→ **PROBLEM**
Using the records below, copy every line that holds the string "this".

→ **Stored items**
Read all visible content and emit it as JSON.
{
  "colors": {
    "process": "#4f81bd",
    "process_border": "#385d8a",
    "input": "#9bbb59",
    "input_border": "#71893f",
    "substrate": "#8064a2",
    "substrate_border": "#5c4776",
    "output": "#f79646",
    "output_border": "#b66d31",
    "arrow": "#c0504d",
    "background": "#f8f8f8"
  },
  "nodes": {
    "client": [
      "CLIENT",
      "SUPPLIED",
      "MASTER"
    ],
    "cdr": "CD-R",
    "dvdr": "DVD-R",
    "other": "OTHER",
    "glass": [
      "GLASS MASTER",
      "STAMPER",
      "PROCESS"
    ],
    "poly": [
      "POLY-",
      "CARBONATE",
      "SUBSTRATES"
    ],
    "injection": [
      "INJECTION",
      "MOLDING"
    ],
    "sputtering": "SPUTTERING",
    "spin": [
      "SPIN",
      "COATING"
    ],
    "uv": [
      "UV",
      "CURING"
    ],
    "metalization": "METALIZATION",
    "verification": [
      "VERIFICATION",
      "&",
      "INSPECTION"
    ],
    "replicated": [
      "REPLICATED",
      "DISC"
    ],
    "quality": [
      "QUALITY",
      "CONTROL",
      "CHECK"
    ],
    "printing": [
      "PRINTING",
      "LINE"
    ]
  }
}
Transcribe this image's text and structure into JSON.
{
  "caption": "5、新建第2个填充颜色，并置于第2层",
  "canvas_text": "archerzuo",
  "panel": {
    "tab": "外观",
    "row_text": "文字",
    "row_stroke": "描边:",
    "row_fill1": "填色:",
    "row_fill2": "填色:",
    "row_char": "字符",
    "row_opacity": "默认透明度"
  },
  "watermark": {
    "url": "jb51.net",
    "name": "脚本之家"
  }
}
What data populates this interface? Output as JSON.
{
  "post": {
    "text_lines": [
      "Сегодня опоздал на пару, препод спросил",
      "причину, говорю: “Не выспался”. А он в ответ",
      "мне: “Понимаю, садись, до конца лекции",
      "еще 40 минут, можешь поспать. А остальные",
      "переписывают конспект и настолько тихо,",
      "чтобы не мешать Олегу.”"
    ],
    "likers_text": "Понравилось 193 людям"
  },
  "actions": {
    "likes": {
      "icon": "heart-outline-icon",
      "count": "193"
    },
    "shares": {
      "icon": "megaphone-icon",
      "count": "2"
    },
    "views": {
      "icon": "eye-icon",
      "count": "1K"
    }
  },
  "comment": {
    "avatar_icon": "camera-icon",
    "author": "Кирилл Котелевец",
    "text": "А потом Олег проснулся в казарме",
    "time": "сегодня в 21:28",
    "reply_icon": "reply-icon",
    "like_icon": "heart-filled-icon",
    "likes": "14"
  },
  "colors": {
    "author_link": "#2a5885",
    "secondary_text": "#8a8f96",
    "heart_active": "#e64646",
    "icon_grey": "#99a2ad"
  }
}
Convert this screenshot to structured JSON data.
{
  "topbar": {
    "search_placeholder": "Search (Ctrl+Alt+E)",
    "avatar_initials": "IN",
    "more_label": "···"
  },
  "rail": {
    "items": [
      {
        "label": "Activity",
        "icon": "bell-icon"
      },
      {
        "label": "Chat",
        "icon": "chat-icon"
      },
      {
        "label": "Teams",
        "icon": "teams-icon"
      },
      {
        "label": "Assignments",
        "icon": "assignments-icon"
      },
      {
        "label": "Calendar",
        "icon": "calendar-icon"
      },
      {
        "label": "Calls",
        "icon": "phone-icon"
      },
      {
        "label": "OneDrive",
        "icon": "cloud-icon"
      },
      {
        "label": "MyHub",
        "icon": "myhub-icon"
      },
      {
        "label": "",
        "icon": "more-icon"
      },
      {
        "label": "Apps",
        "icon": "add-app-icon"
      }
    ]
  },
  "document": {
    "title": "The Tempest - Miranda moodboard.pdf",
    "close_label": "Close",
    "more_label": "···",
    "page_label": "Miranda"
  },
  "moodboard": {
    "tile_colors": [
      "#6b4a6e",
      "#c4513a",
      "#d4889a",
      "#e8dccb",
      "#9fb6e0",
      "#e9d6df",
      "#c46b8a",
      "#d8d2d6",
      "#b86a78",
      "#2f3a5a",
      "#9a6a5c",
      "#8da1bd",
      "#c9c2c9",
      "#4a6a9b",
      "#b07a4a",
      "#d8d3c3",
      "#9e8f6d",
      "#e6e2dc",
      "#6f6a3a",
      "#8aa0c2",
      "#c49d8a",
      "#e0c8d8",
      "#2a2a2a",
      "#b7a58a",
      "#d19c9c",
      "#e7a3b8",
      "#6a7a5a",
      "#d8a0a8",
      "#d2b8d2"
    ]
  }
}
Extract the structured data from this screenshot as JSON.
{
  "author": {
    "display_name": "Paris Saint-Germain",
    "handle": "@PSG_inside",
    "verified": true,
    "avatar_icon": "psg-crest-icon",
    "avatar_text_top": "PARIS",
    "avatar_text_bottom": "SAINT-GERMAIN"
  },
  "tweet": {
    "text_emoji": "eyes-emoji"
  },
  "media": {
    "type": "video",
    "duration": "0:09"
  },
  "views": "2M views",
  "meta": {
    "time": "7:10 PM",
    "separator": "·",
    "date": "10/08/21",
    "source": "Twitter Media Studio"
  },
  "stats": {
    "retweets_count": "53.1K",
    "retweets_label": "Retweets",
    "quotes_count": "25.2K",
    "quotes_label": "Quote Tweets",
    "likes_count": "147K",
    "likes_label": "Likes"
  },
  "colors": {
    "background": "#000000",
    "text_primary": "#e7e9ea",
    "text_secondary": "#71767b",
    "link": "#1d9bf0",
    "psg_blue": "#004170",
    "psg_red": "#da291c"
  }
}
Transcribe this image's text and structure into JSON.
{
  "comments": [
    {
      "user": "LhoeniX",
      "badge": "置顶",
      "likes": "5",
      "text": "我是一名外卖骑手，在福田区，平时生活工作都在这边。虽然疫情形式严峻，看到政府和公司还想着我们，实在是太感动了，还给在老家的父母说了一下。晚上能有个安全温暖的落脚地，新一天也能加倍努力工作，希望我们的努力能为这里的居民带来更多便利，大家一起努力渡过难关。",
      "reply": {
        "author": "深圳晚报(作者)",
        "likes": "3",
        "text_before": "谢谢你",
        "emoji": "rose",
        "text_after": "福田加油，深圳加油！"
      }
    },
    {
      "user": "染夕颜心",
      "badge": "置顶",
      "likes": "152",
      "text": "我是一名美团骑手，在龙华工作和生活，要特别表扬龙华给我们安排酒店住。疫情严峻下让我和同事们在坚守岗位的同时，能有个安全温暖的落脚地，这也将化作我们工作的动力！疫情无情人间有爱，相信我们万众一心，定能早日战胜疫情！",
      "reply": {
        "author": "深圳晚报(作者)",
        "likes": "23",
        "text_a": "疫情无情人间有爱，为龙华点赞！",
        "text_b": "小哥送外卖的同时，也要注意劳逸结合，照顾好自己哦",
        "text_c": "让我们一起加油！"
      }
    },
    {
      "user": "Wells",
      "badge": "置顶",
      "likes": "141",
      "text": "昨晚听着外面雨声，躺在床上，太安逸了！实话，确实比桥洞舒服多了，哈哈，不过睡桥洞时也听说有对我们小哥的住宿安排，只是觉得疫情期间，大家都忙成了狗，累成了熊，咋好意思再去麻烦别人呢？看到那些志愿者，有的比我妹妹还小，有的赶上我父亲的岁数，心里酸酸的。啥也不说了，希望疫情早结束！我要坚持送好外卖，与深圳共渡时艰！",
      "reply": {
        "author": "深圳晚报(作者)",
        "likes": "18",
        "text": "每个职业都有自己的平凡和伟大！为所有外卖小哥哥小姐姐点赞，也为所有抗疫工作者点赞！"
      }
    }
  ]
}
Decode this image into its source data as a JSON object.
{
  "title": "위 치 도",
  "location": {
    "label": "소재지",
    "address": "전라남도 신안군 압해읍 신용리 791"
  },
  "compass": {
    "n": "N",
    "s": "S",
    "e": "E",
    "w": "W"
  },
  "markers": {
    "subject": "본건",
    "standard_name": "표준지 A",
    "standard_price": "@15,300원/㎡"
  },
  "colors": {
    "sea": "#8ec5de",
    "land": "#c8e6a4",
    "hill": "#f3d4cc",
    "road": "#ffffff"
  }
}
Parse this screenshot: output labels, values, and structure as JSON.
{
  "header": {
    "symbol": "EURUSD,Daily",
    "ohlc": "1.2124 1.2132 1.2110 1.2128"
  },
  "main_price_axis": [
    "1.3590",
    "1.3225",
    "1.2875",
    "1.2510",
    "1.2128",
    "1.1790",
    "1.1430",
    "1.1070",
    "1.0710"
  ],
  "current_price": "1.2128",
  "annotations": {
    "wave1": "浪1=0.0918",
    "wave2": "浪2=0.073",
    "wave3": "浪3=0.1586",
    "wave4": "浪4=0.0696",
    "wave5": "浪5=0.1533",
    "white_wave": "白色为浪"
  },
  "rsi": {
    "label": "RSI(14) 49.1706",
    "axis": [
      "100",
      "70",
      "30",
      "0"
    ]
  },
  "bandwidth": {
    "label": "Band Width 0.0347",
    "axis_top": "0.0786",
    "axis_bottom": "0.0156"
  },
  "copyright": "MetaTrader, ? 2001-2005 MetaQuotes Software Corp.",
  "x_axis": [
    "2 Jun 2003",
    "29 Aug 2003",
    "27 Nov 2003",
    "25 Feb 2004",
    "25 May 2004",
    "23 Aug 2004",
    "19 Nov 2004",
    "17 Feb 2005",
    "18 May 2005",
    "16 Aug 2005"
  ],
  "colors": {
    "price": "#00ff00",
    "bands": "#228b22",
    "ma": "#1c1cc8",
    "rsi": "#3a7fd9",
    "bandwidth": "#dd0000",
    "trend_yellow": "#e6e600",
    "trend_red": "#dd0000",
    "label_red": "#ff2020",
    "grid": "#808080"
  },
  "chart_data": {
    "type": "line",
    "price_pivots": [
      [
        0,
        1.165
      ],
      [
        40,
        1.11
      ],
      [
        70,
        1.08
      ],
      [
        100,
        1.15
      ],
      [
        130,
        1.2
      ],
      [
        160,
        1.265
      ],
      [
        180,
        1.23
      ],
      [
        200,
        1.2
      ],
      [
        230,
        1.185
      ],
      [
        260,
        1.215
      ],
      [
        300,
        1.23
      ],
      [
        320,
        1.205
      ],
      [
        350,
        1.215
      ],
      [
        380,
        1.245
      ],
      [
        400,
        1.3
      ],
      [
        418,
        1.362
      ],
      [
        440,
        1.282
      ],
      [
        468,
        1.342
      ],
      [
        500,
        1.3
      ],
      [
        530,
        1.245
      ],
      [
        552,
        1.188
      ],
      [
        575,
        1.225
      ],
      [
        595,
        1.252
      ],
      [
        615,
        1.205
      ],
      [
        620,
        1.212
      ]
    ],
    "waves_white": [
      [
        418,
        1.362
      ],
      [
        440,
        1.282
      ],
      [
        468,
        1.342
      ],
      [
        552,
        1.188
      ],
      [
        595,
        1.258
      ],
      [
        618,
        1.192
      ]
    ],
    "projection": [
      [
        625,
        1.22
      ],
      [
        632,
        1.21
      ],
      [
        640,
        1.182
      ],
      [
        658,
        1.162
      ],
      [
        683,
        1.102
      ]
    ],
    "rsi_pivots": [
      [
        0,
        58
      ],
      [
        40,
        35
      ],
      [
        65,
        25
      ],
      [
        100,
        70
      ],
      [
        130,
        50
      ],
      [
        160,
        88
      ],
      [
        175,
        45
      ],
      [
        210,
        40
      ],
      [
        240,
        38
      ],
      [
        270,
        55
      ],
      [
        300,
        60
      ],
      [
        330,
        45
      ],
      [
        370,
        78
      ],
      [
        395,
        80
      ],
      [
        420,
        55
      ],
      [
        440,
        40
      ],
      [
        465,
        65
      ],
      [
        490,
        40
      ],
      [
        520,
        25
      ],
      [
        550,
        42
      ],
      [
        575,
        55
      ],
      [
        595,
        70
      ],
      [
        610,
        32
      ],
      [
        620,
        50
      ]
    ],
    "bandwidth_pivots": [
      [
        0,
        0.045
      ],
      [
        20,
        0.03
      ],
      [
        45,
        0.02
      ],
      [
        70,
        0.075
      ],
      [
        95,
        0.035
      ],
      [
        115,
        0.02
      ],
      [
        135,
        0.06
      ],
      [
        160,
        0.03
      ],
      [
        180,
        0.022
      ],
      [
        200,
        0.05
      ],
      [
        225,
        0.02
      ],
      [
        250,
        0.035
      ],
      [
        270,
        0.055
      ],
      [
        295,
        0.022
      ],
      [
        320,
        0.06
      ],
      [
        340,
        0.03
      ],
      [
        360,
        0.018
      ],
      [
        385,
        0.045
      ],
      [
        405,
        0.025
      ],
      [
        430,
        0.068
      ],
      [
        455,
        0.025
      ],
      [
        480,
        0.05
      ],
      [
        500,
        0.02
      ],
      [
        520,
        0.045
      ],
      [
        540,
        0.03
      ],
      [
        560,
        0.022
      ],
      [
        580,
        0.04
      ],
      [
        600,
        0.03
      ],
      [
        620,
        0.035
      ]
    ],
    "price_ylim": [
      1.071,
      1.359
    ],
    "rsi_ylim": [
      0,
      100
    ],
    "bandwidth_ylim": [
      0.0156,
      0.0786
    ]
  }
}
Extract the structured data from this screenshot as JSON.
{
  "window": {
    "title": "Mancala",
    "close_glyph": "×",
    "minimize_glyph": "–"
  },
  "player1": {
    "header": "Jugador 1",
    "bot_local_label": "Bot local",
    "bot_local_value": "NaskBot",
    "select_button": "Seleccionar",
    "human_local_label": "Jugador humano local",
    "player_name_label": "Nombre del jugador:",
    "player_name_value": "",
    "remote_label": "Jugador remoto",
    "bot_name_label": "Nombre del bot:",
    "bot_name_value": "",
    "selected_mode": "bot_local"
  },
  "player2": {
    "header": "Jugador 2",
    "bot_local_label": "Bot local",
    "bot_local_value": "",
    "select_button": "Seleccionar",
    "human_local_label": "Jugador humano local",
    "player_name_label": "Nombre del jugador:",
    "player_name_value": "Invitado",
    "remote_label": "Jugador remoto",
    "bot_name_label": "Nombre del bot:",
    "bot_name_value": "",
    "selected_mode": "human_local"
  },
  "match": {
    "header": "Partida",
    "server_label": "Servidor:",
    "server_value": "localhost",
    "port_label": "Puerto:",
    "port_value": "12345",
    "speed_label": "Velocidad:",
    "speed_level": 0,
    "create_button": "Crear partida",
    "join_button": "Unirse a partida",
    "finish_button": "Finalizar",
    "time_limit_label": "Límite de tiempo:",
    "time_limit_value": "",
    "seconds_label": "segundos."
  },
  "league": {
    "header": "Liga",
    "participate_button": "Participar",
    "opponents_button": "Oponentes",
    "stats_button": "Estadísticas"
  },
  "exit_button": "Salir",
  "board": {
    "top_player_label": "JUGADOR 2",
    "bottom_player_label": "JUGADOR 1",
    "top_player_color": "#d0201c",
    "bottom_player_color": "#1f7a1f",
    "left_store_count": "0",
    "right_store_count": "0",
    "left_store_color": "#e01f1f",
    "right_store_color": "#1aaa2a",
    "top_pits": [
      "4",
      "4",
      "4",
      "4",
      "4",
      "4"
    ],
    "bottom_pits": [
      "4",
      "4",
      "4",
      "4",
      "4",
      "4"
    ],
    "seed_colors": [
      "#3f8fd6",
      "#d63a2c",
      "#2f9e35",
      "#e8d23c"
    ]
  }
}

→ **ANSWER BELOW**
Transcribe this image's text and structure into JSON.
What data populates this interface? Output as JSON.
Convert this screenshot to structured JSON data.
Extract the structured data from this screenshot as JSON.
Transcribe this image's text and structure into JSON.
Decode this image into its source data as a JSON object.
Parse this screenshot: output labels, values, and structure as JSON.
Extract the structured data from this screenshot as JSON.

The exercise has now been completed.